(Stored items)
[Start of Attachment]

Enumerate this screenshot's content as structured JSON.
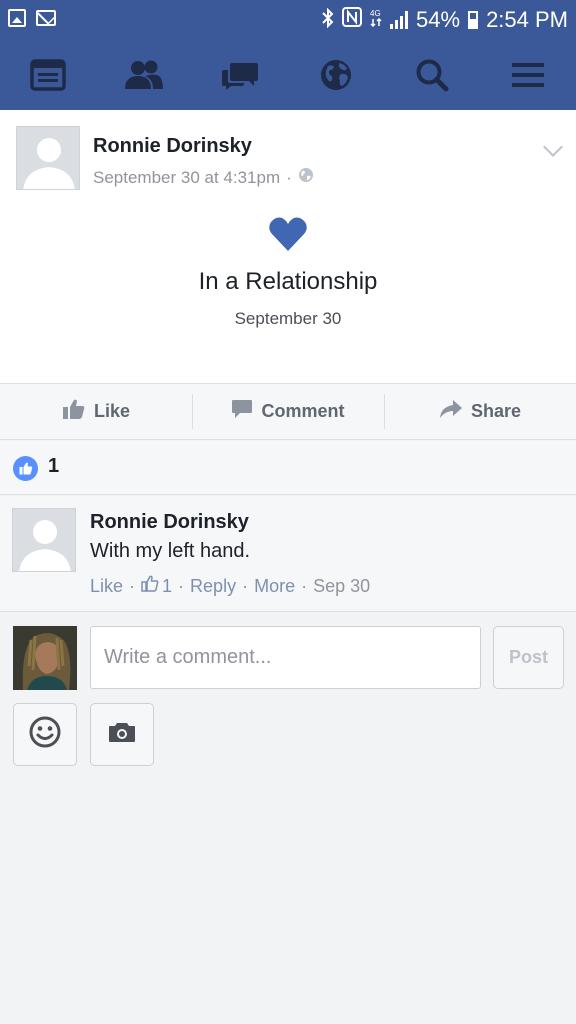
{
  "status_bar": {
    "battery": "54%",
    "time": "2:54 PM",
    "icons": [
      "image-notification-icon",
      "mail-notification-icon",
      "bluetooth-icon",
      "nfc-icon",
      "data-4g-icon",
      "signal-icon",
      "battery-icon"
    ]
  },
  "nav": {
    "items": [
      "news-feed-icon",
      "friend-requests-icon",
      "messages-icon",
      "notifications-globe-icon",
      "search-icon",
      "menu-icon"
    ]
  },
  "post": {
    "author": "Ronnie Dorinsky",
    "timestamp": "September 30 at 4:31pm",
    "separator": "·",
    "privacy_icon": "public-globe-icon",
    "event_icon": "heart-icon",
    "event_title": "In a Relationship",
    "event_date": "September 30"
  },
  "actions": {
    "like": "Like",
    "comment": "Comment",
    "share": "Share"
  },
  "reactions": {
    "count": "1"
  },
  "comment": {
    "author": "Ronnie Dorinsky",
    "text": "With my left hand.",
    "like": "Like",
    "sep": "·",
    "like_count": "1",
    "reply": "Reply",
    "more": "More",
    "time": "Sep 30"
  },
  "composer": {
    "placeholder": "Write a comment...",
    "value": "",
    "post_label": "Post"
  },
  "colors": {
    "brand": "#3b5998",
    "like_badge": "#5890ff",
    "link": "#7e8fb0"
  }
}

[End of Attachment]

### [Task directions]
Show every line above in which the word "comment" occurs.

### [Reply to the exercise]
    "comment": "Comment",
  "comment": {
    "placeholder": "Write a comment...",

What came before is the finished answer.